According to a 2022 report, nearly half (49%) of C-suite executives report that they have requested to bypass one or more security measures in the last year. Pressure from the top can have detrimental ripple effects throughout your organization. Your employees and wider teams may view security as less important, and may start to cut corners themselves where digital security is concerned. It’s impossible for IT and security teams to monitor everyone. Ensure your leadership set a good example of security measures for their employees to follow.
4. Consider merging IT and security teams
Your physical and digital security work in equal measure to keep your company, people, and data safe. Without one, the other is compromised. For some organizations, particularly smaller businesses, it might make sense to merge your IT and security functions. This will not only give you a more consolidated view of your security, but it’ll also help both parties communicate more effectively together.
5. Invest in technology that your people can use easily
According to a 2021 report from NordPass, over 100 million people around the world use the password “123456”. It is the most popular choice of password, and it takes one second for hackers to crack.
Use technology to good use when it comes to digital security. Passwords account for 80% of all hacking-related attacks. With a simple password protection tool, your people can rely on technology to generate safe passwords for them.
Of course, passwords are only a small snippet of security tools that people can use to protect their information and your organization. Look out for technology tools that your employees can understand and use easily and without fuss.

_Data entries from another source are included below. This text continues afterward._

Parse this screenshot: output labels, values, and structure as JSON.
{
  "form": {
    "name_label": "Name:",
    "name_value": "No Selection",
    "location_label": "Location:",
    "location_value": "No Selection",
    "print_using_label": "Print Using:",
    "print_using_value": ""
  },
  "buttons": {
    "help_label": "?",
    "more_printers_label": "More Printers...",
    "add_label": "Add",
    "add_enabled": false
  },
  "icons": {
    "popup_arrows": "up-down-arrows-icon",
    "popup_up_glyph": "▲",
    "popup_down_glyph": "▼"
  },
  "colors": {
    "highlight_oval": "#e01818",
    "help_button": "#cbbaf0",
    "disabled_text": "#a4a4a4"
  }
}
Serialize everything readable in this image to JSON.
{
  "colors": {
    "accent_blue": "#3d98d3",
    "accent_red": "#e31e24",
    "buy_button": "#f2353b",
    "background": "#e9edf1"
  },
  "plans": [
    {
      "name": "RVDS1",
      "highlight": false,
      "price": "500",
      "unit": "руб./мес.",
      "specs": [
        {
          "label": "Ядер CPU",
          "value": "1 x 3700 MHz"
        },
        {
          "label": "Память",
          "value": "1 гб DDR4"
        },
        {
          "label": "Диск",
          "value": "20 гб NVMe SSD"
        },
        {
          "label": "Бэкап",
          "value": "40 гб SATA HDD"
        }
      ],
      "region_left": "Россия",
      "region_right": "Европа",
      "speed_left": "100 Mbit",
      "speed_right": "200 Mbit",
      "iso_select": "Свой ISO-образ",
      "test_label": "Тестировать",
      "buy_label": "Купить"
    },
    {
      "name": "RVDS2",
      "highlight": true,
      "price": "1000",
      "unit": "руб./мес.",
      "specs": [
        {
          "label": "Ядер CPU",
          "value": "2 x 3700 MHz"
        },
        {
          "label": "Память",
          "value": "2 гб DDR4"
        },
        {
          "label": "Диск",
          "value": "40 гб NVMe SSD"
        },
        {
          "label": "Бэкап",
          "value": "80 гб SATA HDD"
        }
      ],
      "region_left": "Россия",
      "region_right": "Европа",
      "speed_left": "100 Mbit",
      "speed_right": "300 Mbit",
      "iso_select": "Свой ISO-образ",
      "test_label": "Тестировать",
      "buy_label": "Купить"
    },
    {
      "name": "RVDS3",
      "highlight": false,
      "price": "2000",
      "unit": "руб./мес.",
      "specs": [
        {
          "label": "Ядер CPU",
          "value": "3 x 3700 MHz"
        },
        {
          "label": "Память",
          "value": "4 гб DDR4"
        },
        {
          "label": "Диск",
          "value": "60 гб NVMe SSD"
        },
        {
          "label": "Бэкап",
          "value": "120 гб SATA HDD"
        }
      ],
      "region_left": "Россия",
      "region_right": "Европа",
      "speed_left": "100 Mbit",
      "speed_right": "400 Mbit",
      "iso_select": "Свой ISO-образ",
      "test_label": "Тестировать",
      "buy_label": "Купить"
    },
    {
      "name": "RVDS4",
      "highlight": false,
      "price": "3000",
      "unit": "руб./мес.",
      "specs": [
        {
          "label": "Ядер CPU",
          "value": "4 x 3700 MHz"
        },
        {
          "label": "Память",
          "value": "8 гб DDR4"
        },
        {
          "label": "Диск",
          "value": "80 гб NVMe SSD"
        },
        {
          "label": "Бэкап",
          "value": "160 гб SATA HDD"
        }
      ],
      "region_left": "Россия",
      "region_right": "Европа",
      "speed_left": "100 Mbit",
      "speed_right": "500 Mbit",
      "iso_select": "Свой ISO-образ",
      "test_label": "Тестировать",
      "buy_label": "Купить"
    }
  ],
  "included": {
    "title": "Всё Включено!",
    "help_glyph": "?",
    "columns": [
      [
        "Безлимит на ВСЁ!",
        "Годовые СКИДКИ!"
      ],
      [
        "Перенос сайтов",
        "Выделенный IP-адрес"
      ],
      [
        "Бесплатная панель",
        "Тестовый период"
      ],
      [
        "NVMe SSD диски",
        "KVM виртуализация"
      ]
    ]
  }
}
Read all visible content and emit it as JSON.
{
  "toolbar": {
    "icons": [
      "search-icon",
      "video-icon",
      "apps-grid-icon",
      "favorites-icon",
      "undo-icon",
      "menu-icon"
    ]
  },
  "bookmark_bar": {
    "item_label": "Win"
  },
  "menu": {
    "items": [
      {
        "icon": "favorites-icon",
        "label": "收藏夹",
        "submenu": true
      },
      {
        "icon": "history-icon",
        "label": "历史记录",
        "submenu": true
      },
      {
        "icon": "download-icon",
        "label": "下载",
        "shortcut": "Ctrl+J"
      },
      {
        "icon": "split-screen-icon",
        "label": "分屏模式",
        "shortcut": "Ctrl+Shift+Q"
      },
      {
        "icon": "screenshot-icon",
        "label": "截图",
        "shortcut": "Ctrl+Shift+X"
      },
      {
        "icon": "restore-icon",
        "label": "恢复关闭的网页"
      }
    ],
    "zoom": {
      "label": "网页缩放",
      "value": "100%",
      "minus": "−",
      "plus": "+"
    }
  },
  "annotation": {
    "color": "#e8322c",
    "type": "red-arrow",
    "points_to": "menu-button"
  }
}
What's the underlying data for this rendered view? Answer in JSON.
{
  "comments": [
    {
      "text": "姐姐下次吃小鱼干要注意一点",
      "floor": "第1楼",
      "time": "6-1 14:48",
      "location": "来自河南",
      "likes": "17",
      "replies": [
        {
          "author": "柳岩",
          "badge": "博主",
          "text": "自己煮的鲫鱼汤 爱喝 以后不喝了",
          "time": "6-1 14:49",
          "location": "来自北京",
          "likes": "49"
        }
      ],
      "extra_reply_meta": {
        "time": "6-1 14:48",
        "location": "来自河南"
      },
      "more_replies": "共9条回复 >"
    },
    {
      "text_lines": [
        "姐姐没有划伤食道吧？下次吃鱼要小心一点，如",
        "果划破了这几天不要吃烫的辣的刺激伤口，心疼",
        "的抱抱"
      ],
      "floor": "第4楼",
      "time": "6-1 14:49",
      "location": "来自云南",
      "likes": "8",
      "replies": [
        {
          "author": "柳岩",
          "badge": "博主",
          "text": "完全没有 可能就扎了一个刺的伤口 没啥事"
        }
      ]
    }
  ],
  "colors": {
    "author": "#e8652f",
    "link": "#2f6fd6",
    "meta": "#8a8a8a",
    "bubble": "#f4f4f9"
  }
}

- Your people can be your greatest defense when it comes to workplace security if they are aware, trained, and able to communicate with others.
- 82% of data breaches involved a human element in 2021, while 14% of those were mistakes made by human error.
- Creating effective onboarding programs will help avoid human-related errors, as 25% of new employees lost their jobs due to cyber security mistakes.
- 36% of employees admit to compromising security, with fewer reporting their mistakes to IT out of fear.
The world of security is changing fast, and it’s easy to sometimes let it slip down the priority list-especially when so many other things need attention. But being proactive and preventative is a million times better than being too late.
Your employees have the ability to be your best line of defense, as long as they are properly trained and aware of security threats. Follow the 5 ways above and consider adding or changing some to suit the needs of your business.